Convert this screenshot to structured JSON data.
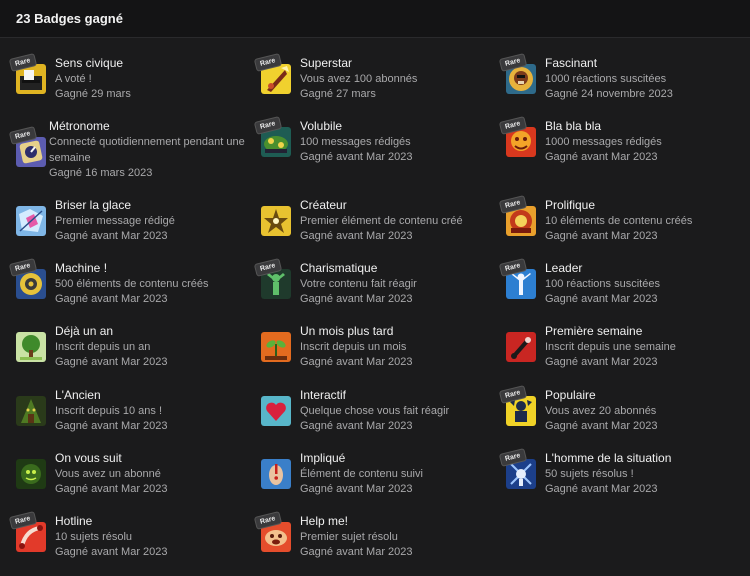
{
  "header": {
    "title": "23 Badges gagné"
  },
  "rare_label": "Rare",
  "badges": [
    {
      "name": "Sens civique",
      "desc": "A voté !",
      "date": "Gagné 29 mars",
      "rare": true,
      "icon": "vote-icon"
    },
    {
      "name": "Superstar",
      "desc": "Vous avez 100 abonnés",
      "date": "Gagné 27 mars",
      "rare": true,
      "icon": "superstar-icon"
    },
    {
      "name": "Fascinant",
      "desc": "1000 réactions suscitées",
      "date": "Gagné 24 novembre 2023",
      "rare": true,
      "icon": "fascinating-icon"
    },
    {
      "name": "Métronome",
      "desc": "Connecté quotidiennement pendant une semaine",
      "date": "Gagné 16 mars 2023",
      "rare": true,
      "icon": "metronome-icon"
    },
    {
      "name": "Volubile",
      "desc": "100 messages rédigés",
      "date": "Gagné avant Mar 2023",
      "rare": true,
      "icon": "voluble-icon"
    },
    {
      "name": "Bla bla bla",
      "desc": "1000 messages rédigés",
      "date": "Gagné avant Mar 2023",
      "rare": true,
      "icon": "blablabla-icon"
    },
    {
      "name": "Briser la glace",
      "desc": "Premier message rédigé",
      "date": "Gagné avant Mar 2023",
      "rare": false,
      "icon": "ice-breaker-icon"
    },
    {
      "name": "Créateur",
      "desc": "Premier élément de contenu créé",
      "date": "Gagné avant Mar 2023",
      "rare": false,
      "icon": "creator-icon"
    },
    {
      "name": "Prolifique",
      "desc": "10 éléments de contenu créés",
      "date": "Gagné avant Mar 2023",
      "rare": true,
      "icon": "prolific-icon"
    },
    {
      "name": "Machine !",
      "desc": "500 éléments de contenu créés",
      "date": "Gagné avant Mar 2023",
      "rare": true,
      "icon": "machine-icon"
    },
    {
      "name": "Charismatique",
      "desc": "Votre contenu fait réagir",
      "date": "Gagné avant Mar 2023",
      "rare": true,
      "icon": "charismatic-icon"
    },
    {
      "name": "Leader",
      "desc": "100 réactions suscitées",
      "date": "Gagné avant Mar 2023",
      "rare": true,
      "icon": "leader-icon"
    },
    {
      "name": "Déjà un an",
      "desc": "Inscrit depuis un an",
      "date": "Gagné avant Mar 2023",
      "rare": false,
      "icon": "tree-icon"
    },
    {
      "name": "Un mois plus tard",
      "desc": "Inscrit depuis un mois",
      "date": "Gagné avant Mar 2023",
      "rare": false,
      "icon": "sprout-icon"
    },
    {
      "name": "Première semaine",
      "desc": "Inscrit depuis une semaine",
      "date": "Gagné avant Mar 2023",
      "rare": false,
      "icon": "first-week-icon"
    },
    {
      "name": "L'Ancien",
      "desc": "Inscrit depuis 10 ans !",
      "date": "Gagné avant Mar 2023",
      "rare": false,
      "icon": "ancient-icon"
    },
    {
      "name": "Interactif",
      "desc": "Quelque chose vous fait réagir",
      "date": "Gagné avant Mar 2023",
      "rare": false,
      "icon": "heart-icon"
    },
    {
      "name": "Populaire",
      "desc": "Vous avez 20 abonnés",
      "date": "Gagné avant Mar 2023",
      "rare": true,
      "icon": "popular-icon"
    },
    {
      "name": "On vous suit",
      "desc": "Vous avez un abonné",
      "date": "Gagné avant Mar 2023",
      "rare": false,
      "icon": "followed-icon"
    },
    {
      "name": "Impliqué",
      "desc": "Élément de contenu suivi",
      "date": "Gagné avant Mar 2023",
      "rare": false,
      "icon": "involved-icon"
    },
    {
      "name": "L'homme de la situation",
      "desc": "50 sujets résolus !",
      "date": "Gagné avant Mar 2023",
      "rare": true,
      "icon": "man-of-situation-icon"
    },
    {
      "name": "Hotline",
      "desc": "10 sujets résolu",
      "date": "Gagné avant Mar 2023",
      "rare": true,
      "icon": "hotline-icon"
    },
    {
      "name": "Help me!",
      "desc": "Premier sujet résolu",
      "date": "Gagné avant Mar 2023",
      "rare": true,
      "icon": "help-me-icon"
    }
  ]
}
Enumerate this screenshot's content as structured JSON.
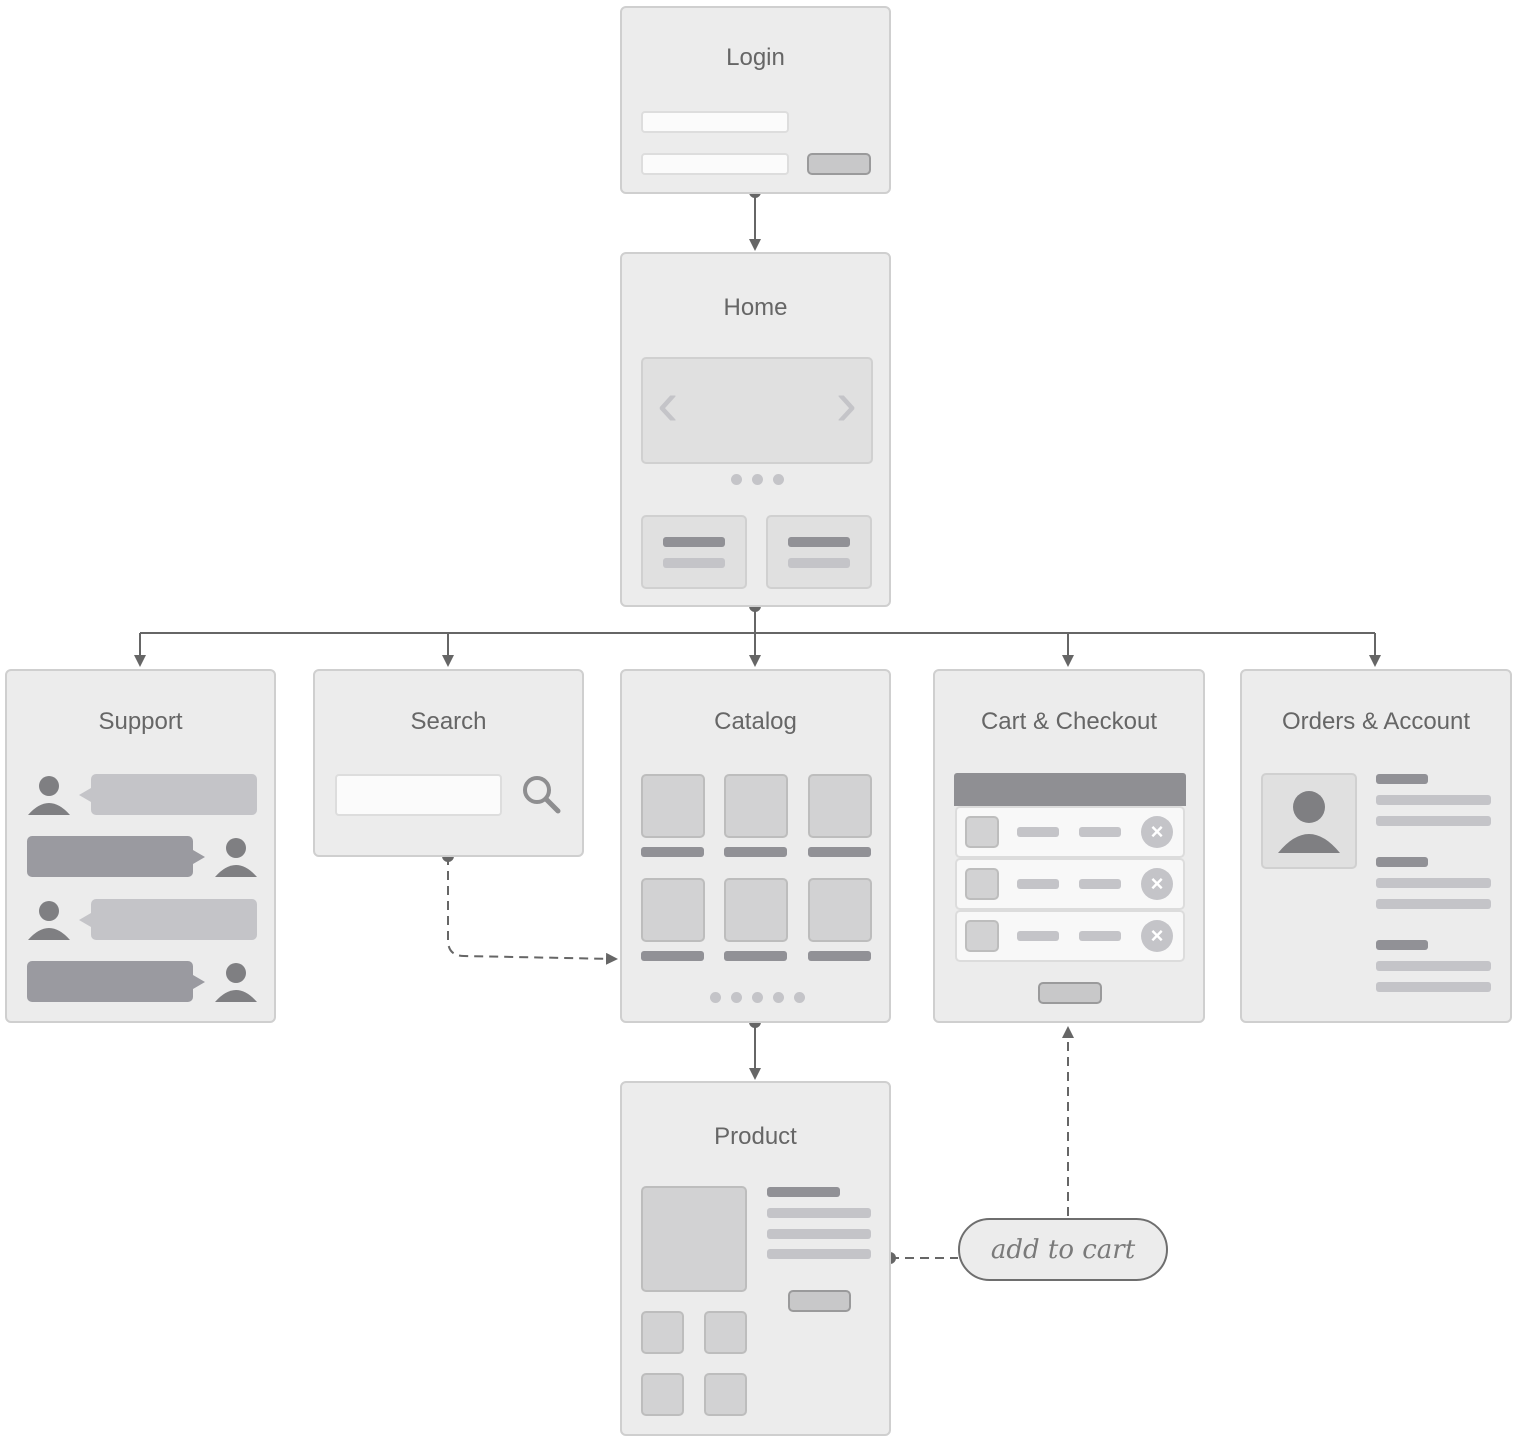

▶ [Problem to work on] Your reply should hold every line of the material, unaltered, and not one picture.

▶ [Your solution]
Convert this screenshot to structured JSON data.
{
  "header": {
    "title": "23 Badges gagné"
  },
  "rare_label": "Rare",
  "badges": [
    {
      "name": "Sens civique",
      "desc": "A voté !",
      "date": "Gagné 29 mars",
      "rare": true,
      "icon": "vote-icon"
    },
    {
      "name": "Superstar",
      "desc": "Vous avez 100 abonnés",
      "date": "Gagné 27 mars",
      "rare": true,
      "icon": "superstar-icon"
    },
    {
      "name": "Fascinant",
      "desc": "1000 réactions suscitées",
      "date": "Gagné 24 novembre 2023",
      "rare": true,
      "icon": "fascinating-icon"
    },
    {
      "name": "Métronome",
      "desc": "Connecté quotidiennement pendant une semaine",
      "date": "Gagné 16 mars 2023",
      "rare": true,
      "icon": "metronome-icon"
    },
    {
      "name": "Volubile",
      "desc": "100 messages rédigés",
      "date": "Gagné avant Mar 2023",
      "rare": true,
      "icon": "voluble-icon"
    },
    {
      "name": "Bla bla bla",
      "desc": "1000 messages rédigés",
      "date": "Gagné avant Mar 2023",
      "rare": true,
      "icon": "blablabla-icon"
    },
    {
      "name": "Briser la glace",
      "desc": "Premier message rédigé",
      "date": "Gagné avant Mar 2023",
      "rare": false,
      "icon": "ice-breaker-icon"
    },
    {
      "name": "Créateur",
      "desc": "Premier élément de contenu créé",
      "date": "Gagné avant Mar 2023",
      "rare": false,
      "icon": "creator-icon"
    },
    {
      "name": "Prolifique",
      "desc": "10 éléments de contenu créés",
      "date": "Gagné avant Mar 2023",
      "rare": true,
      "icon": "prolific-icon"
    },
    {
      "name": "Machine !",
      "desc": "500 éléments de contenu créés",
      "date": "Gagné avant Mar 2023",
      "rare": true,
      "icon": "machine-icon"
    },
    {
      "name": "Charismatique",
      "desc": "Votre contenu fait réagir",
      "date": "Gagné avant Mar 2023",
      "rare": true,
      "icon": "charismatic-icon"
    },
    {
      "name": "Leader",
      "desc": "100 réactions suscitées",
      "date": "Gagné avant Mar 2023",
      "rare": true,
      "icon": "leader-icon"
    },
    {
      "name": "Déjà un an",
      "desc": "Inscrit depuis un an",
      "date": "Gagné avant Mar 2023",
      "rare": false,
      "icon": "tree-icon"
    },
    {
      "name": "Un mois plus tard",
      "desc": "Inscrit depuis un mois",
      "date": "Gagné avant Mar 2023",
      "rare": false,
      "icon": "sprout-icon"
    },
    {
      "name": "Première semaine",
      "desc": "Inscrit depuis une semaine",
      "date": "Gagné avant Mar 2023",
      "rare": false,
      "icon": "first-week-icon"
    },
    {
      "name": "L'Ancien",
      "desc": "Inscrit depuis 10 ans !",
      "date": "Gagné avant Mar 2023",
      "rare": false,
      "icon": "ancient-icon"
    },
    {
      "name": "Interactif",
      "desc": "Quelque chose vous fait réagir",
      "date": "Gagné avant Mar 2023",
      "rare": false,
      "icon": "heart-icon"
    },
    {
      "name": "Populaire",
      "desc": "Vous avez 20 abonnés",
      "date": "Gagné avant Mar 2023",
      "rare": true,
      "icon": "popular-icon"
    },
    {
      "name": "On vous suit",
      "desc": "Vous avez un abonné",
      "date": "Gagné avant Mar 2023",
      "rare": false,
      "icon": "followed-icon"
    },
    {
      "name": "Impliqué",
      "desc": "Élément de contenu suivi",
      "date": "Gagné avant Mar 2023",
      "rare": false,
      "icon": "involved-icon"
    },
    {
      "name": "L'homme de la situation",
      "desc": "50 sujets résolus !",
      "date": "Gagné avant Mar 2023",
      "rare": true,
      "icon": "man-of-situation-icon"
    },
    {
      "name": "Hotline",
      "desc": "10 sujets résolu",
      "date": "Gagné avant Mar 2023",
      "rare": true,
      "icon": "hotline-icon"
    },
    {
      "name": "Help me!",
      "desc": "Premier sujet résolu",
      "date": "Gagné avant Mar 2023",
      "rare": true,
      "icon": "help-me-icon"
    }
  ]
}
Enumerate this screenshot's content as structured JSON.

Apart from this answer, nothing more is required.